Shallen Ferreira, 27 was stocking up on groceries at Morton Williams in Greenwich Village Monday morning, before the worst of the snowstorm hit the city. Photo by Joanna Bouras
Residents were bundling up and stocking up this morning to prepare for what New York City Mayor Bill de Blasio predicted will be the worst snowstorm in the city’s history. With a high chance of power outages, halted traffic, and over two feet of snow predicted, it was mayhem at the markets.
Morton Williams grocery store in Greenwich Village, was filled with anxious shoppers trying to stock up with flurries already coming down.
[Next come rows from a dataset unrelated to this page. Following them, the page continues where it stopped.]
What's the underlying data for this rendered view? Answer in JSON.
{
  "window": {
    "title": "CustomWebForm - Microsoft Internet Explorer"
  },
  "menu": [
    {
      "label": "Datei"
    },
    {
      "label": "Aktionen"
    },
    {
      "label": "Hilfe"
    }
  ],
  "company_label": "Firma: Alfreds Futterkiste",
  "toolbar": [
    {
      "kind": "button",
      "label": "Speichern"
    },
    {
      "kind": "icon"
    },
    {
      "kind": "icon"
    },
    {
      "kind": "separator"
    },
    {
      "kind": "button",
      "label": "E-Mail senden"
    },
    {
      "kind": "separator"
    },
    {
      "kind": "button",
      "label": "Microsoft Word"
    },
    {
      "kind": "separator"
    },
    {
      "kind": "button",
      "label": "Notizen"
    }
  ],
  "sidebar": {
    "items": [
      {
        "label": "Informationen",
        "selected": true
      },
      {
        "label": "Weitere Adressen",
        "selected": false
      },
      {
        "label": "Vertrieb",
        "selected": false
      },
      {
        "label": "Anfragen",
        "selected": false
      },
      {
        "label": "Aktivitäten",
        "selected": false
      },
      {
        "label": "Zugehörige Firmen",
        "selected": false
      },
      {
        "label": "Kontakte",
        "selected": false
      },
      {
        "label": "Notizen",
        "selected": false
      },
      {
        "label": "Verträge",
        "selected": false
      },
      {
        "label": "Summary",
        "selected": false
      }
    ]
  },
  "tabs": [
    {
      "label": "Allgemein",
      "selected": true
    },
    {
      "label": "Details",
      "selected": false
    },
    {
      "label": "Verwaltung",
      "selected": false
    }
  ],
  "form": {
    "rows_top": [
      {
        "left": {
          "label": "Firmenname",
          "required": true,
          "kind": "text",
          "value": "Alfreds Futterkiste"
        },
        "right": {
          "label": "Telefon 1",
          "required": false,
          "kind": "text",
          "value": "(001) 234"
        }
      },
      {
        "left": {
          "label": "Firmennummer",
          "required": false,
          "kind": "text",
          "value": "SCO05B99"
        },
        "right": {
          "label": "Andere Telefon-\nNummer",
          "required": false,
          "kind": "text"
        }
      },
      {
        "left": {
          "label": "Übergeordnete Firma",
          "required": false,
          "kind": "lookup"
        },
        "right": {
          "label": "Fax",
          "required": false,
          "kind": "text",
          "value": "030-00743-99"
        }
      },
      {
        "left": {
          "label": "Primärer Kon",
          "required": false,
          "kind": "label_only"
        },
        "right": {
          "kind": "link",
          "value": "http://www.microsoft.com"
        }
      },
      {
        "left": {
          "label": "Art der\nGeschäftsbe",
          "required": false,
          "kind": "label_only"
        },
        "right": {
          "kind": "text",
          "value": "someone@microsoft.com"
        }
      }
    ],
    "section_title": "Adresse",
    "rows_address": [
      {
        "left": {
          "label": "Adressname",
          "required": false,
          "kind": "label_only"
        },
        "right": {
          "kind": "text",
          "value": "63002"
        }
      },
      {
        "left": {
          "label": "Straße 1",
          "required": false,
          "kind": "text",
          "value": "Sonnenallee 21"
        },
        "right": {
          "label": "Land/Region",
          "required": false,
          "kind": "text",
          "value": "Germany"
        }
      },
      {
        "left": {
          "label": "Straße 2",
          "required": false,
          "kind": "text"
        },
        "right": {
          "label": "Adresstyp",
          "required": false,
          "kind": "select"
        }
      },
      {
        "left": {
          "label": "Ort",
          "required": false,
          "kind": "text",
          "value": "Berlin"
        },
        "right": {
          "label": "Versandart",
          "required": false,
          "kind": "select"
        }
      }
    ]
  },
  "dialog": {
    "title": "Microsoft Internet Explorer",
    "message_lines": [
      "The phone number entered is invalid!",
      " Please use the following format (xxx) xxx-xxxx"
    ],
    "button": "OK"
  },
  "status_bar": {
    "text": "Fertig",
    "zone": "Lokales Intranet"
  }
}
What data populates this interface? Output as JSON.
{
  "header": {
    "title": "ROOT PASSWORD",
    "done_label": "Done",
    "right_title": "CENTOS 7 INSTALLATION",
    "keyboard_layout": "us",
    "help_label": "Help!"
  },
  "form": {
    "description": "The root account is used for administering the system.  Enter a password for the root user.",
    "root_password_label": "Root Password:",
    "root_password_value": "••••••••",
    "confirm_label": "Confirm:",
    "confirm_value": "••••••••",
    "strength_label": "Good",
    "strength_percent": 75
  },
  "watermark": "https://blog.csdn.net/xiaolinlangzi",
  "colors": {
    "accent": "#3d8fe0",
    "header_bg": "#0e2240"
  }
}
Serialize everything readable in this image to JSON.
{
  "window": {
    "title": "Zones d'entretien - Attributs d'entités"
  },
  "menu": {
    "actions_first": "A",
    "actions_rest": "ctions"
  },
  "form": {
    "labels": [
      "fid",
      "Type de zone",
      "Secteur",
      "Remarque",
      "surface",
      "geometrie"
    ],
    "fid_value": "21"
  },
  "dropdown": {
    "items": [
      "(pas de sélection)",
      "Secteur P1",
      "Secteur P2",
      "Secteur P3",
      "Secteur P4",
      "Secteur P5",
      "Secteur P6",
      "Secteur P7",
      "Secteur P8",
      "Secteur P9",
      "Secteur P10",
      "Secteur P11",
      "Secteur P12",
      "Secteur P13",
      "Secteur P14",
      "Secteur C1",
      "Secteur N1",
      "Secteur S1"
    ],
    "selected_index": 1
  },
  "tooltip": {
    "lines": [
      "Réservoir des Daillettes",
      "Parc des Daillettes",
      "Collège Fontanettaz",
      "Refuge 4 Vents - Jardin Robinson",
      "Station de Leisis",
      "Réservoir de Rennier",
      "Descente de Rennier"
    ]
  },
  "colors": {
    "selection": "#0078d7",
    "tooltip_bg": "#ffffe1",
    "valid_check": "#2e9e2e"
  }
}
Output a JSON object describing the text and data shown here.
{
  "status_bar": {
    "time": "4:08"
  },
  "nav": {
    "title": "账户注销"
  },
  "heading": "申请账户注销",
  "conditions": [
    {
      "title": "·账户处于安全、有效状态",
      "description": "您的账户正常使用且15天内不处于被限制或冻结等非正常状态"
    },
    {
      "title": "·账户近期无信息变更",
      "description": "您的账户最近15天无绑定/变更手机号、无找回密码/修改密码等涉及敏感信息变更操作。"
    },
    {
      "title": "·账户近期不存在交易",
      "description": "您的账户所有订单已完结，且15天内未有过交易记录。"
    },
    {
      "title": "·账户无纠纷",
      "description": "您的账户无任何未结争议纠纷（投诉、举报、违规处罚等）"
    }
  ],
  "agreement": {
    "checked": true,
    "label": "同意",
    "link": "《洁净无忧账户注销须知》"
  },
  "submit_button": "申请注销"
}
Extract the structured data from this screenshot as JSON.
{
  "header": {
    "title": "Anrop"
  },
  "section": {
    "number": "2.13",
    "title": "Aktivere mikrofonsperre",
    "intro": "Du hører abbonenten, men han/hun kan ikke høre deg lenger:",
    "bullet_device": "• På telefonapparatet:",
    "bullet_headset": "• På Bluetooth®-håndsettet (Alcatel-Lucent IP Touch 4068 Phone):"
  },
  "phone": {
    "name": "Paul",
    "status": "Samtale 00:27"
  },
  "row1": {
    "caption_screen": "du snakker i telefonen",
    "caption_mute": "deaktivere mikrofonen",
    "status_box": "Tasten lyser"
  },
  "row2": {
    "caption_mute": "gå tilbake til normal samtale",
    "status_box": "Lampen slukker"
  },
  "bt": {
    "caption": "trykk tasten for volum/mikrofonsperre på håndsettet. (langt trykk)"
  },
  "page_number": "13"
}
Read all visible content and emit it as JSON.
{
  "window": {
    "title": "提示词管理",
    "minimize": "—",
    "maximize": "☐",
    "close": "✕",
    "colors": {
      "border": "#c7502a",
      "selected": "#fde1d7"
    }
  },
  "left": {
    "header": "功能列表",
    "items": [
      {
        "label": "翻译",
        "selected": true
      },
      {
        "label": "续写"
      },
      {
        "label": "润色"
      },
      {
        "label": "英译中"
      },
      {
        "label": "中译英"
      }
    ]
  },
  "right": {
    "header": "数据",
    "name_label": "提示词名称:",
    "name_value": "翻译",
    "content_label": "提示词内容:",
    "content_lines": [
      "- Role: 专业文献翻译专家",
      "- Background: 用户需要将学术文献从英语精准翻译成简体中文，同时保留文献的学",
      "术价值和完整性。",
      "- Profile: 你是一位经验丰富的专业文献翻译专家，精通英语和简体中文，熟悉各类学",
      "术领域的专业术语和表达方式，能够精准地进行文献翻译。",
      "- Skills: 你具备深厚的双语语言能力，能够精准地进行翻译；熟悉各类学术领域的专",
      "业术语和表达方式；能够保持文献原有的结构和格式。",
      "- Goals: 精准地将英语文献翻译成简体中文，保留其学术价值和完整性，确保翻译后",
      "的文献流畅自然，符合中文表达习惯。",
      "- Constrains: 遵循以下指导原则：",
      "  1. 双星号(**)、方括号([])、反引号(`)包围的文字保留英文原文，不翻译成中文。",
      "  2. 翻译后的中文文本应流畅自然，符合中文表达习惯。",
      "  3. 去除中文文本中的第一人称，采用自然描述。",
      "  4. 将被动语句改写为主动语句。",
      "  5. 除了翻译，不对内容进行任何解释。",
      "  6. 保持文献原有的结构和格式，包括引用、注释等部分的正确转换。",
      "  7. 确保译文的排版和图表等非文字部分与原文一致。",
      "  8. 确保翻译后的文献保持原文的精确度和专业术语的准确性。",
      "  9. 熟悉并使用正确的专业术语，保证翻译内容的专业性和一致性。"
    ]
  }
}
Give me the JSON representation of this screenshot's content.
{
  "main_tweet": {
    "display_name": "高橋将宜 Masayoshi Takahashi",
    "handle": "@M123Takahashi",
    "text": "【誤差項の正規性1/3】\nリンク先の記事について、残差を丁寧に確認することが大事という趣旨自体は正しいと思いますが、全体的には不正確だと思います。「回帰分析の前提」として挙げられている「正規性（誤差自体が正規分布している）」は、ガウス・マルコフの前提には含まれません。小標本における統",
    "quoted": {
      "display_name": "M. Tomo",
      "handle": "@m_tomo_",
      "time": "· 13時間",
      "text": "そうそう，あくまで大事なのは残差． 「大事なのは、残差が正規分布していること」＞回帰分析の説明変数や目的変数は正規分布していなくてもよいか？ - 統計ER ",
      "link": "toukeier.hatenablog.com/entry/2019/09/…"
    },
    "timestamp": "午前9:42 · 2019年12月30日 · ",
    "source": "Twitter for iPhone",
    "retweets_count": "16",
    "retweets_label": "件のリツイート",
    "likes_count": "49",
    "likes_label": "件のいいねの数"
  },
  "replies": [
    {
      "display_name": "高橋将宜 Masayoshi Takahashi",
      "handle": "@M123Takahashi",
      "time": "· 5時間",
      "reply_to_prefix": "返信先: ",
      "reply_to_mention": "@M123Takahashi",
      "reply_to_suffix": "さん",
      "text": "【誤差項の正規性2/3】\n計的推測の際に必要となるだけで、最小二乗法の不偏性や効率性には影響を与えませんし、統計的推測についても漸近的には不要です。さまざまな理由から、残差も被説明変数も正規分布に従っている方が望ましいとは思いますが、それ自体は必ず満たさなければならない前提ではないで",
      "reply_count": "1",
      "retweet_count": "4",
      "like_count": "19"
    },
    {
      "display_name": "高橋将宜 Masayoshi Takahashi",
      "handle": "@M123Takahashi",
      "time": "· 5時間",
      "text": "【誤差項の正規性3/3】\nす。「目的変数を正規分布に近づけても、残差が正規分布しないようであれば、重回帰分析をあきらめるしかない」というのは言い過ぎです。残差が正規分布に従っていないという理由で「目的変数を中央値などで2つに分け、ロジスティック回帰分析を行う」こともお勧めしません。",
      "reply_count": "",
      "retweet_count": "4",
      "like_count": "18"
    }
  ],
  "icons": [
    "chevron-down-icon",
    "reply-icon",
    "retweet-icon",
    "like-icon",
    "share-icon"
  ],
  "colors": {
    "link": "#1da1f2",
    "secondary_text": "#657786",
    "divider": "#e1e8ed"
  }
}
Lines wrapped around the perimeter of the store as customers scrambled to grab what was left.
“I’m scared and the fact that everyone else is so scared just makes it more terrifying,” said new Soho resident Shallen Ferreira, 27, who moved to the city two weeks ago from Mexico with her husband.
She heard that most stores were closing between noon and 2 p.m. and didn’t want to be stuck home without food. She said the store was already falling behind demand and that she was having trouble finding items as simple as deli meats.
“The first thing I grabbed was water and Dr. Pepper,” she said. “I have Dr. Pepper first thing in the morning, it’s my coffee.”
Having grown up in St. Louis, Mo., Ferreira is no stranger to snow, but not the up to two feet forecasters are predicting.
Losing electricity was the least of her worries.
“We had a few outlets out so I left the electrician, a complete stranger, at my house with my cat who attacks people,” said Ferreira,as she placed packaged meats in her cart. “I hope I don’t go home to see he robbed me blind.”
With minimal taxis and cars on the roads, Ferreira is worried about how her husband will get home from work later tonight. It is mostly delivery trucks and snow removal vehicles.
“We didn’t use the subways in Mexico, they were considered dangerous, she said. “But it’s hard to keep spending $30 on a taxi each day, and today you can barely find one.”
Although Ferreira is not a fan of the snow she told her husband that if they can get the door to open she would build a snowman on their terrace.